=== SUPPLIED RECORDS ===
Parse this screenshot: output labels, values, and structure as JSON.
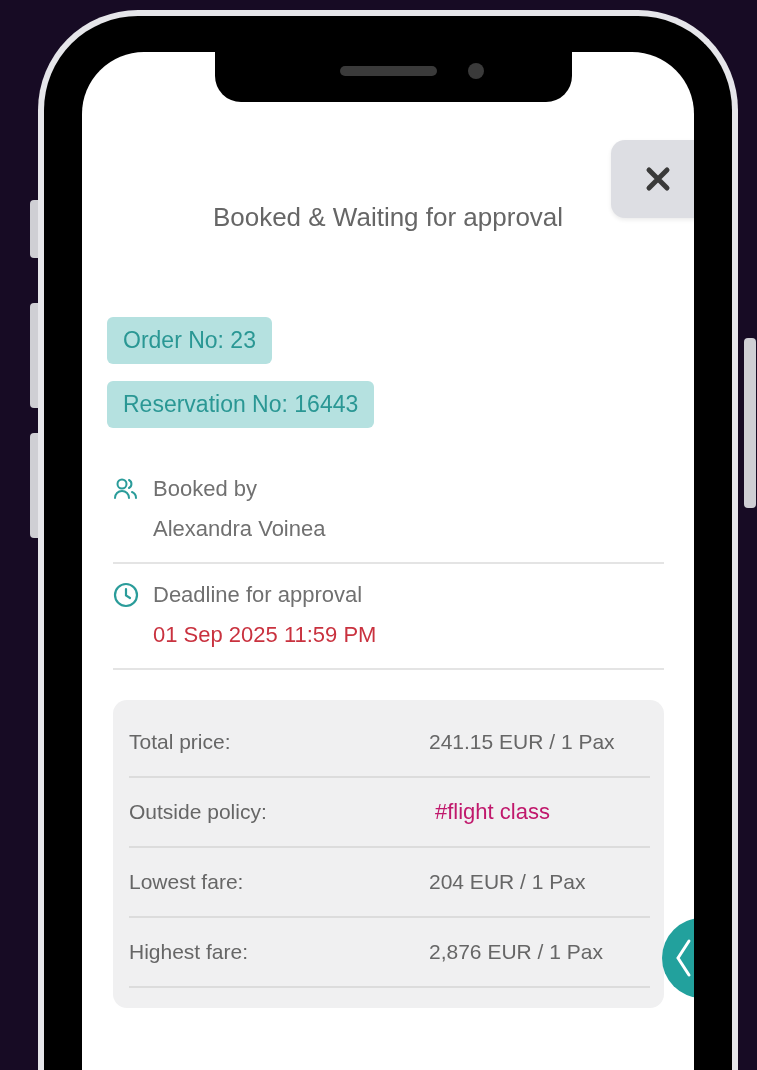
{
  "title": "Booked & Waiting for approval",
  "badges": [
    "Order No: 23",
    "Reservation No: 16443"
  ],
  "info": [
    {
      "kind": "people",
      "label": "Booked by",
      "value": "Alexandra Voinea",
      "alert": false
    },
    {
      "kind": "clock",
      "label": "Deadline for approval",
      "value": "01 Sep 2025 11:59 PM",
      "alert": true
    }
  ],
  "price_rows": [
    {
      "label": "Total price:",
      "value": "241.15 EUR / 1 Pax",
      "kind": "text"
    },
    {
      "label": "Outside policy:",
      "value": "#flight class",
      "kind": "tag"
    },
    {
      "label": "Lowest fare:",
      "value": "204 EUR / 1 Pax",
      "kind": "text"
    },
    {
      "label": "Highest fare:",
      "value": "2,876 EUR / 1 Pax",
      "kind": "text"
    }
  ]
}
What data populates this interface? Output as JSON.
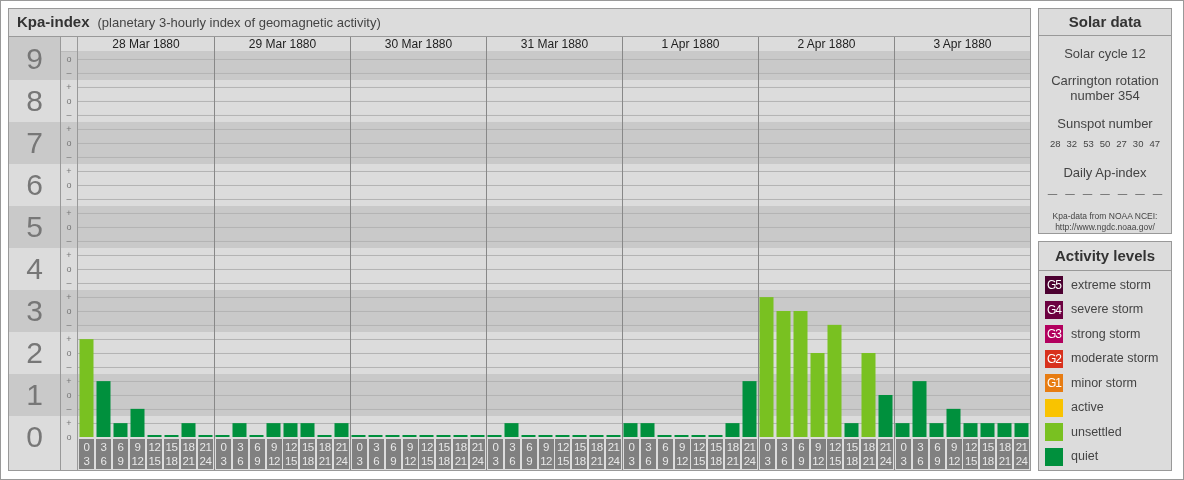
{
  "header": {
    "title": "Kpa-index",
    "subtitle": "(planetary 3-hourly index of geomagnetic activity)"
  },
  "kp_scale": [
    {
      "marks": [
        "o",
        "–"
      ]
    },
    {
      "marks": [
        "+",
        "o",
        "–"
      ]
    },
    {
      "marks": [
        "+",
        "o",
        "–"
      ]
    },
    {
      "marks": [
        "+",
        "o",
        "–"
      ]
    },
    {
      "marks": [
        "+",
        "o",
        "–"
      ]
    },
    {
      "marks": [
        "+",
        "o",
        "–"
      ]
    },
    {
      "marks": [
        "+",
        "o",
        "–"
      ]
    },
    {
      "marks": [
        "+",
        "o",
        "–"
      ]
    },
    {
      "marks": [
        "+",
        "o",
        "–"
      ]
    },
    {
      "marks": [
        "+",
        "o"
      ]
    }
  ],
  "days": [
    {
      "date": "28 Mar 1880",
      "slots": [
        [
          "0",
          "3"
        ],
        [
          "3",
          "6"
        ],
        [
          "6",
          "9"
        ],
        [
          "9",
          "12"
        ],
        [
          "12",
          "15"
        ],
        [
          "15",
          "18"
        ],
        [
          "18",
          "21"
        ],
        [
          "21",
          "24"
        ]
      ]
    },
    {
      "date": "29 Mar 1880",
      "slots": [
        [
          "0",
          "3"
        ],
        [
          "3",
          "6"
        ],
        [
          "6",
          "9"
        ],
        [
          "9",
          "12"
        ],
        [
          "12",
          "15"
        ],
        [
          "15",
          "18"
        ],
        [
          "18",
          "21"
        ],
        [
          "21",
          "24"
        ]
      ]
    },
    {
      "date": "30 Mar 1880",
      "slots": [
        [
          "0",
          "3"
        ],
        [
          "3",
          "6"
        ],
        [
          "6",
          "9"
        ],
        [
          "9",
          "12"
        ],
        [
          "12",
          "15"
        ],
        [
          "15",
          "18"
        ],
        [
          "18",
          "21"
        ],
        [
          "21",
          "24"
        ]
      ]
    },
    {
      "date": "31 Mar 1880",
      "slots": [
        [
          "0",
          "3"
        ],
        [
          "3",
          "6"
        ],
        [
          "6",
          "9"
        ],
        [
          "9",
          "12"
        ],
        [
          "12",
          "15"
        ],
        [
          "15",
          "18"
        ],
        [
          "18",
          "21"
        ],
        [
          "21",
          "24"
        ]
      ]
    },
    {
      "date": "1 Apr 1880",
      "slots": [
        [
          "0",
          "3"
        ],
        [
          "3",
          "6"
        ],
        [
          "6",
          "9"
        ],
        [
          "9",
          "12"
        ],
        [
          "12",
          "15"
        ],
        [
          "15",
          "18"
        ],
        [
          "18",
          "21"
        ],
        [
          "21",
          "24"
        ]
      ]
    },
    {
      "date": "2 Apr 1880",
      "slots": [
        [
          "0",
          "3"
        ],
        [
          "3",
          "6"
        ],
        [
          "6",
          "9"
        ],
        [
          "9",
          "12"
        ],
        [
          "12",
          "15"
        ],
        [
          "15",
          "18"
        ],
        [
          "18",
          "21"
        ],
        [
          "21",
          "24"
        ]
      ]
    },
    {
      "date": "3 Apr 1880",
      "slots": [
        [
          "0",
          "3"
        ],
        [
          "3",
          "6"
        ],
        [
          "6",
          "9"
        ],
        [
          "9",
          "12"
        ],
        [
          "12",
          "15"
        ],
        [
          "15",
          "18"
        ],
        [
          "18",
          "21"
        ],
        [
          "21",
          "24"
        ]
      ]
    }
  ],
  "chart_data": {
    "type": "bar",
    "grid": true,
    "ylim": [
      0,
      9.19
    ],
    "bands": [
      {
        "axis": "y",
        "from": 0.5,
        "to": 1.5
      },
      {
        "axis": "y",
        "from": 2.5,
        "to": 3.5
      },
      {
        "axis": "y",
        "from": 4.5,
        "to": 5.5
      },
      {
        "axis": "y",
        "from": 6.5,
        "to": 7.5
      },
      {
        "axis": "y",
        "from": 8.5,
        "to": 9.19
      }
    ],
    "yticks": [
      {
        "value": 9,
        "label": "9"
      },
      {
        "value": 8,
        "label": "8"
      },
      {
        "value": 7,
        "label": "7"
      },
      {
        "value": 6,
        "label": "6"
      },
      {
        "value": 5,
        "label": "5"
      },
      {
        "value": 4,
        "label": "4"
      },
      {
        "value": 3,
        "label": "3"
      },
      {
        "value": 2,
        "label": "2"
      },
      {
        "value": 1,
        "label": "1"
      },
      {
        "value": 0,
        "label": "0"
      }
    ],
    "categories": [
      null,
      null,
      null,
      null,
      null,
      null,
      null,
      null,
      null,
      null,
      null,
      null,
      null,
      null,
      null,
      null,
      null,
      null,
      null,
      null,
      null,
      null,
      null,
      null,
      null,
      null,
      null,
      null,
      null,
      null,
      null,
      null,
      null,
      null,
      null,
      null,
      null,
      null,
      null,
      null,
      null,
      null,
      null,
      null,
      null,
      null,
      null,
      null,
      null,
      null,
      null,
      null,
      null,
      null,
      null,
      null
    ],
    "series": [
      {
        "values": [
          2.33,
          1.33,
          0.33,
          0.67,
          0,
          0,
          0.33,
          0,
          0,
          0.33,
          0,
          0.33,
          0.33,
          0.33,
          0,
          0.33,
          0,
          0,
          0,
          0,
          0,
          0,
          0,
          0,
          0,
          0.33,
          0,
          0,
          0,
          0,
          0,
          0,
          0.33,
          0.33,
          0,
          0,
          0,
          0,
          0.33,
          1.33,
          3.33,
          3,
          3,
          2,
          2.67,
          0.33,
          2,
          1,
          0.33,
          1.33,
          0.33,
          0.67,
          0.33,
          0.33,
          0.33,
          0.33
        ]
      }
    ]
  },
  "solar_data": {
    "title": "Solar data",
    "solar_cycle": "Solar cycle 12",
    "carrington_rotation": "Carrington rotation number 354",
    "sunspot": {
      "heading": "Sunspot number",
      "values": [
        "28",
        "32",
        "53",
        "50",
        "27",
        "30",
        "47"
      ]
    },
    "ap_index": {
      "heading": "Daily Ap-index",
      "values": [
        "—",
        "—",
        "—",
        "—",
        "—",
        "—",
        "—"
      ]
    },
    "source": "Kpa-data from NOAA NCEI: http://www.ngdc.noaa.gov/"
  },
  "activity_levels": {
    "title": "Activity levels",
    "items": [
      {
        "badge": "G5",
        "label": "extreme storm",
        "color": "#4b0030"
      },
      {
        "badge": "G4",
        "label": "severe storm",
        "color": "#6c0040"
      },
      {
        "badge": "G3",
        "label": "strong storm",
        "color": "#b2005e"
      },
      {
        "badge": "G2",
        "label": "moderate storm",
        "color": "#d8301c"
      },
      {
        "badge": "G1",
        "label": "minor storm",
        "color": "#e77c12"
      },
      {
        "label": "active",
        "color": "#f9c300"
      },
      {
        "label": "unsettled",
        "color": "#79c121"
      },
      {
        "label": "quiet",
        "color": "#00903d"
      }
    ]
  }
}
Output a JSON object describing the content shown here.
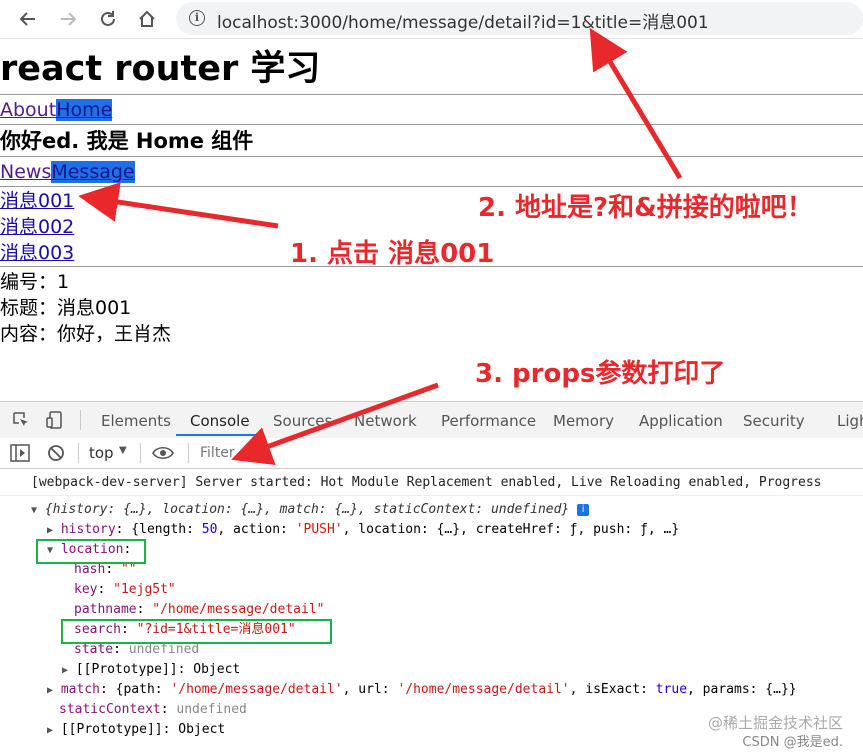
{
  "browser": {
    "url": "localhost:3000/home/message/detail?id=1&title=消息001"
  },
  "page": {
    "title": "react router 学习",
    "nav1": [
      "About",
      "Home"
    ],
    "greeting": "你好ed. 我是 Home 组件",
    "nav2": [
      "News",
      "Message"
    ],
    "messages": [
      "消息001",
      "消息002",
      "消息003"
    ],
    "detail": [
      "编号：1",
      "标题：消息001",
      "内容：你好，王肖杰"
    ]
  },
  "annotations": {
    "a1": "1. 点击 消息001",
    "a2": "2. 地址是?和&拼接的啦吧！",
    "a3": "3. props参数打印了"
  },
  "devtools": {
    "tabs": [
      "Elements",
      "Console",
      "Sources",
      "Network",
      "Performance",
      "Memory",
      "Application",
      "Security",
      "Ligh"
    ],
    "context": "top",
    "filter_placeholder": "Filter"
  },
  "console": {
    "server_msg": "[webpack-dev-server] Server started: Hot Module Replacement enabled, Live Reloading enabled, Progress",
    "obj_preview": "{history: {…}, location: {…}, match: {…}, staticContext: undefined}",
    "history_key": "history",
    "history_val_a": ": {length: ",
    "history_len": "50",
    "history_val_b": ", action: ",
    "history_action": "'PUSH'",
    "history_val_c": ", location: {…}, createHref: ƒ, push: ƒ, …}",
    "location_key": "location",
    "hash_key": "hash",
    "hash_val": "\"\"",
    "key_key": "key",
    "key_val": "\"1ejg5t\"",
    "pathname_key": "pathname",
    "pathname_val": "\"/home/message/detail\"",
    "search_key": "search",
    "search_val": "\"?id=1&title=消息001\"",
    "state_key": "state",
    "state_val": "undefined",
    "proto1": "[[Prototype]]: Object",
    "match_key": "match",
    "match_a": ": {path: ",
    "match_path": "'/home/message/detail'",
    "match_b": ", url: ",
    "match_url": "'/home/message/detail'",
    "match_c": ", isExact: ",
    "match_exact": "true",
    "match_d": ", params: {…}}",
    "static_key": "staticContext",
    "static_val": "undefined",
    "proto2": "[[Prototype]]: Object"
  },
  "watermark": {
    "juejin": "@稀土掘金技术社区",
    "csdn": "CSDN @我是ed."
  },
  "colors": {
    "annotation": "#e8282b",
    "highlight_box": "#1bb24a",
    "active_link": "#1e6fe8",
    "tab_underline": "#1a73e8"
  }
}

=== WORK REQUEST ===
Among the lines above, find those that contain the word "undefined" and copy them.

=== RESPONSE AREA ===
    "obj_preview": "{history: {…}, location: {…}, match: {…}, staticContext: undefined}",
    "state_val": "undefined",
    "static_val": "undefined",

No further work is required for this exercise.